## EXERCISE REQUIREMENTS
Copy out every line of the data where the word "JSON" is found.

# # # # # # #

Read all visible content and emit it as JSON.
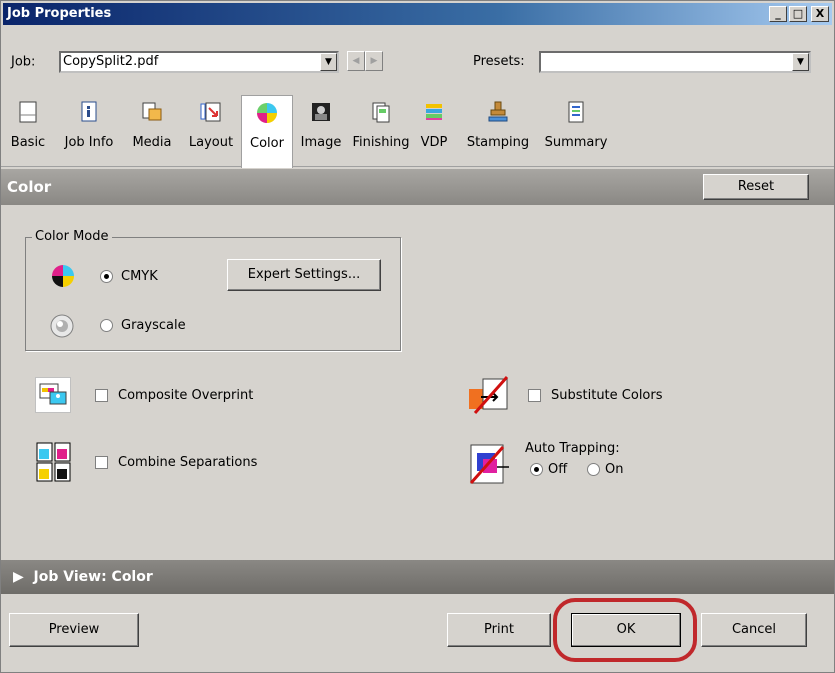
{
  "window": {
    "title": "Job Properties",
    "minimize": "_",
    "maximize": "□",
    "close": "X"
  },
  "job": {
    "label": "Job:",
    "value": "CopySplit2.pdf"
  },
  "presets": {
    "label": "Presets:",
    "value": ""
  },
  "tabs": [
    {
      "label": "Basic",
      "icon": "basic-icon"
    },
    {
      "label": "Job Info",
      "icon": "job-info-icon"
    },
    {
      "label": "Media",
      "icon": "media-icon"
    },
    {
      "label": "Layout",
      "icon": "layout-icon"
    },
    {
      "label": "Color",
      "icon": "color-icon",
      "active": true
    },
    {
      "label": "Image",
      "icon": "image-icon"
    },
    {
      "label": "Finishing",
      "icon": "finishing-icon"
    },
    {
      "label": "VDP",
      "icon": "vdp-icon"
    },
    {
      "label": "Stamping",
      "icon": "stamping-icon"
    },
    {
      "label": "Summary",
      "icon": "summary-icon"
    }
  ],
  "section": {
    "title": "Color",
    "reset_label": "Reset"
  },
  "color_mode": {
    "title": "Color Mode",
    "cmyk_label": "CMYK",
    "grayscale_label": "Grayscale",
    "selected": "CMYK",
    "expert_label": "Expert Settings..."
  },
  "options": {
    "composite_overprint": "Composite Overprint",
    "combine_separations": "Combine Separations",
    "substitute_colors": "Substitute Colors",
    "auto_trapping": {
      "label": "Auto Trapping:",
      "off": "Off",
      "on": "On",
      "selected": "Off"
    }
  },
  "job_view": {
    "label": "Job View: Color"
  },
  "buttons": {
    "preview": "Preview",
    "print": "Print",
    "ok": "OK",
    "cancel": "Cancel"
  },
  "colors": {
    "highlight": "#c0282b",
    "title_bar": "#0a246a"
  }
}
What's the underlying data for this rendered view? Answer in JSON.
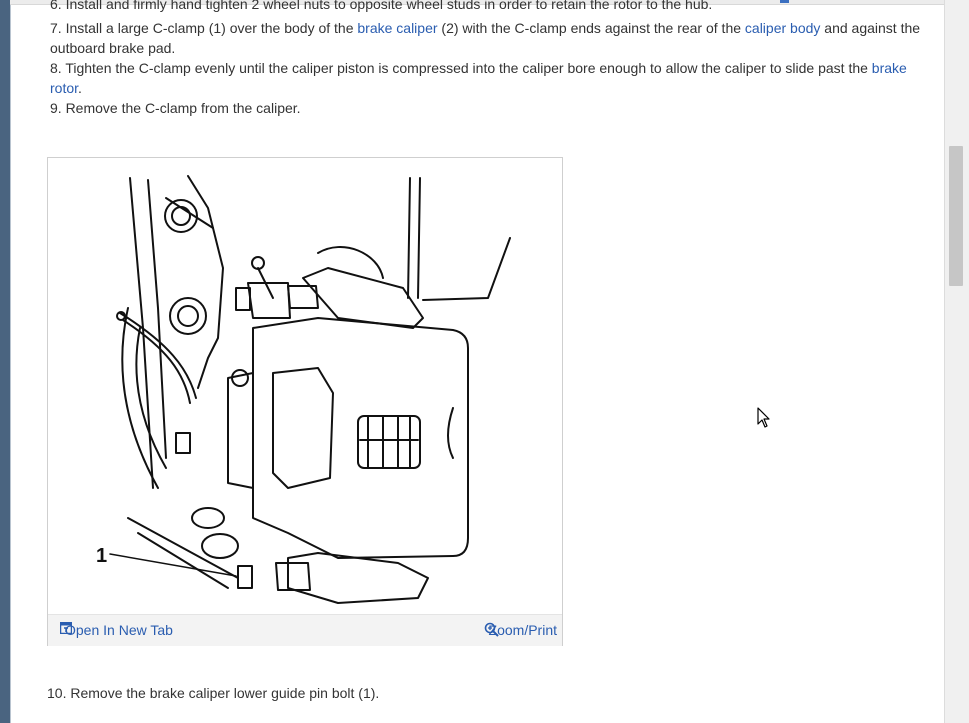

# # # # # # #

## SOLUTION TO THE EXERCISE
Read all visible content and emit it as JSON.
What's the underlying data for this rendered view? Answer in JSON.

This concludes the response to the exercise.